Provided data:
◆ ◆ ◆ ◆

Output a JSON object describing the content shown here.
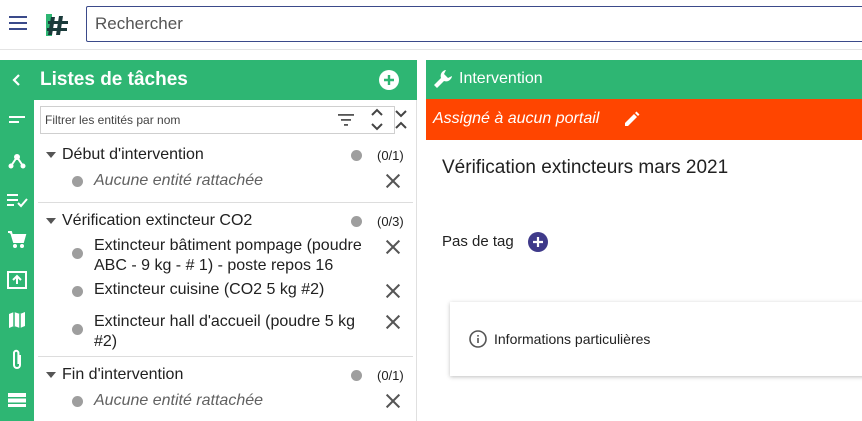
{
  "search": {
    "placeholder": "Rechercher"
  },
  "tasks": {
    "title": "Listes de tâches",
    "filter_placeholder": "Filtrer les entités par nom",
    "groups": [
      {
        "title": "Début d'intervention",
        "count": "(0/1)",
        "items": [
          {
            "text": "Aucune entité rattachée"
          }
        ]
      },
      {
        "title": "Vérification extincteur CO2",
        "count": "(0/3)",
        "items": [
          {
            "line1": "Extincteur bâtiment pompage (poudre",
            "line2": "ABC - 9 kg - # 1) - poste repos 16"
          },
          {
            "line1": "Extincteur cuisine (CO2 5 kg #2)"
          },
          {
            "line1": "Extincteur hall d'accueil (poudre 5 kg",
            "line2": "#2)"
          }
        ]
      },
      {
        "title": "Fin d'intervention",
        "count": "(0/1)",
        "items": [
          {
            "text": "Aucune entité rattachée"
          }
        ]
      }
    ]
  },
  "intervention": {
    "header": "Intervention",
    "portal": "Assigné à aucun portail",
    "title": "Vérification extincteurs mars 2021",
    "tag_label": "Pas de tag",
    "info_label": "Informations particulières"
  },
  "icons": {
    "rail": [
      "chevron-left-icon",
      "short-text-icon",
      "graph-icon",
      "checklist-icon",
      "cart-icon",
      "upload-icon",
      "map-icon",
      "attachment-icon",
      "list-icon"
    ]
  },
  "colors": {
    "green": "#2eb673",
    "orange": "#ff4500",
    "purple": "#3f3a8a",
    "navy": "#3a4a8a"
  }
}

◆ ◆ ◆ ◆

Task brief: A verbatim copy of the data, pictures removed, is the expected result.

Response to the task:
Output a JSON object describing the content shown here.
{
  "search": {
    "placeholder": "Rechercher"
  },
  "tasks": {
    "title": "Listes de tâches",
    "filter_placeholder": "Filtrer les entités par nom",
    "groups": [
      {
        "title": "Début d'intervention",
        "count": "(0/1)",
        "items": [
          {
            "text": "Aucune entité rattachée"
          }
        ]
      },
      {
        "title": "Vérification extincteur CO2",
        "count": "(0/3)",
        "items": [
          {
            "line1": "Extincteur bâtiment pompage (poudre",
            "line2": "ABC - 9 kg - # 1) - poste repos 16"
          },
          {
            "line1": "Extincteur cuisine (CO2 5 kg #2)"
          },
          {
            "line1": "Extincteur hall d'accueil (poudre 5 kg",
            "line2": "#2)"
          }
        ]
      },
      {
        "title": "Fin d'intervention",
        "count": "(0/1)",
        "items": [
          {
            "text": "Aucune entité rattachée"
          }
        ]
      }
    ]
  },
  "intervention": {
    "header": "Intervention",
    "portal": "Assigné à aucun portail",
    "title": "Vérification extincteurs mars 2021",
    "tag_label": "Pas de tag",
    "info_label": "Informations particulières"
  },
  "icons": {
    "rail": [
      "chevron-left-icon",
      "short-text-icon",
      "graph-icon",
      "checklist-icon",
      "cart-icon",
      "upload-icon",
      "map-icon",
      "attachment-icon",
      "list-icon"
    ]
  },
  "colors": {
    "green": "#2eb673",
    "orange": "#ff4500",
    "purple": "#3f3a8a",
    "navy": "#3a4a8a"
  }
}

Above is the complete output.